*** Provided information ***

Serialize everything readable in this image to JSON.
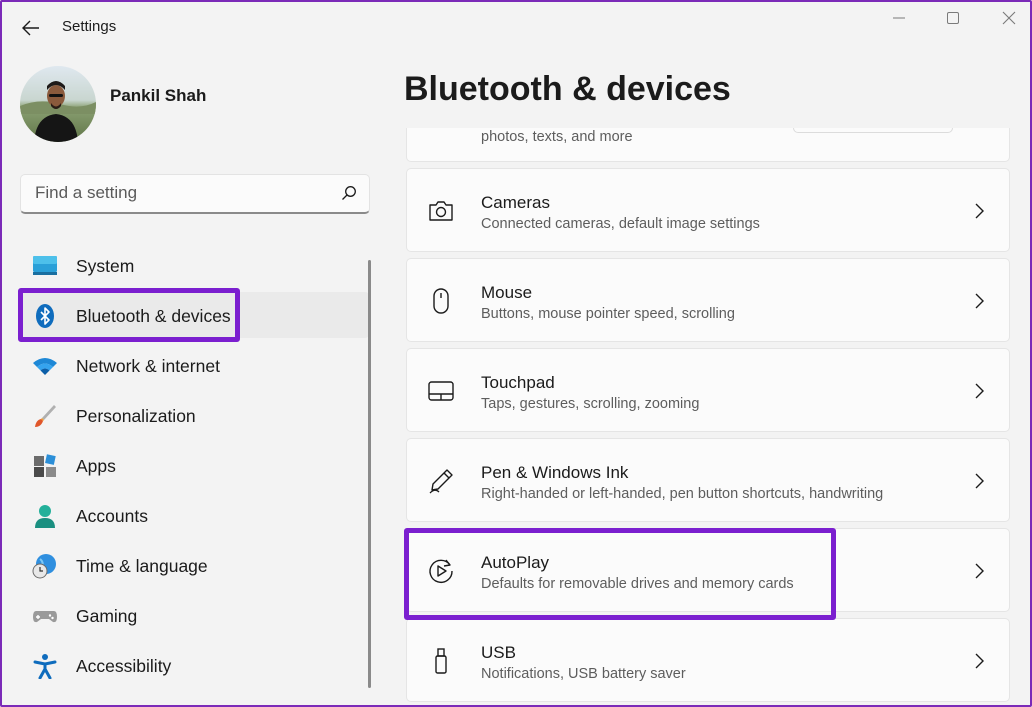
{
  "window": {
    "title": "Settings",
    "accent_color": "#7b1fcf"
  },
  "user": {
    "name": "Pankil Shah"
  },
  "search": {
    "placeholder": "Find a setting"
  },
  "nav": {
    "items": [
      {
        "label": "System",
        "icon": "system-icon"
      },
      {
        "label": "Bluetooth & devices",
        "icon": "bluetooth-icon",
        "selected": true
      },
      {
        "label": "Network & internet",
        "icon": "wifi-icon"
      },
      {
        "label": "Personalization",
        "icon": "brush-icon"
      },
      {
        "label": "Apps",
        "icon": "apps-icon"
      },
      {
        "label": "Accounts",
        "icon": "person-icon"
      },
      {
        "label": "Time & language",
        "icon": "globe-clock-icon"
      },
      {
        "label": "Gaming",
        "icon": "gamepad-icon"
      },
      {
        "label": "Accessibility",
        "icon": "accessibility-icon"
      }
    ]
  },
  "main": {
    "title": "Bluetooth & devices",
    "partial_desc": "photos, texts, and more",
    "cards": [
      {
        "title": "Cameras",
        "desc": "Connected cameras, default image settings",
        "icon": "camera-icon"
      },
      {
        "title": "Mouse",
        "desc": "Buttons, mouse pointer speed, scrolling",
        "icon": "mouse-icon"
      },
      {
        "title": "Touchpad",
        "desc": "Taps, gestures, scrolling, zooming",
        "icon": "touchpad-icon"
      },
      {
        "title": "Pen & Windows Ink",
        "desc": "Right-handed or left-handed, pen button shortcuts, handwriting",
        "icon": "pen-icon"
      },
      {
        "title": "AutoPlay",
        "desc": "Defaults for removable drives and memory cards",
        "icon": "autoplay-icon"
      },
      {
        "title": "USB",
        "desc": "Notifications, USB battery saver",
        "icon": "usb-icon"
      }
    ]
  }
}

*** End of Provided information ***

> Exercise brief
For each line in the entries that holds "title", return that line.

> Result of this task
    "title": "Settings",
    "title": "Bluetooth & devices",
        "title": "Cameras",
        "title": "Mouse",
        "title": "Touchpad",
        "title": "Pen & Windows Ink",
        "title": "AutoPlay",
        "title": "USB",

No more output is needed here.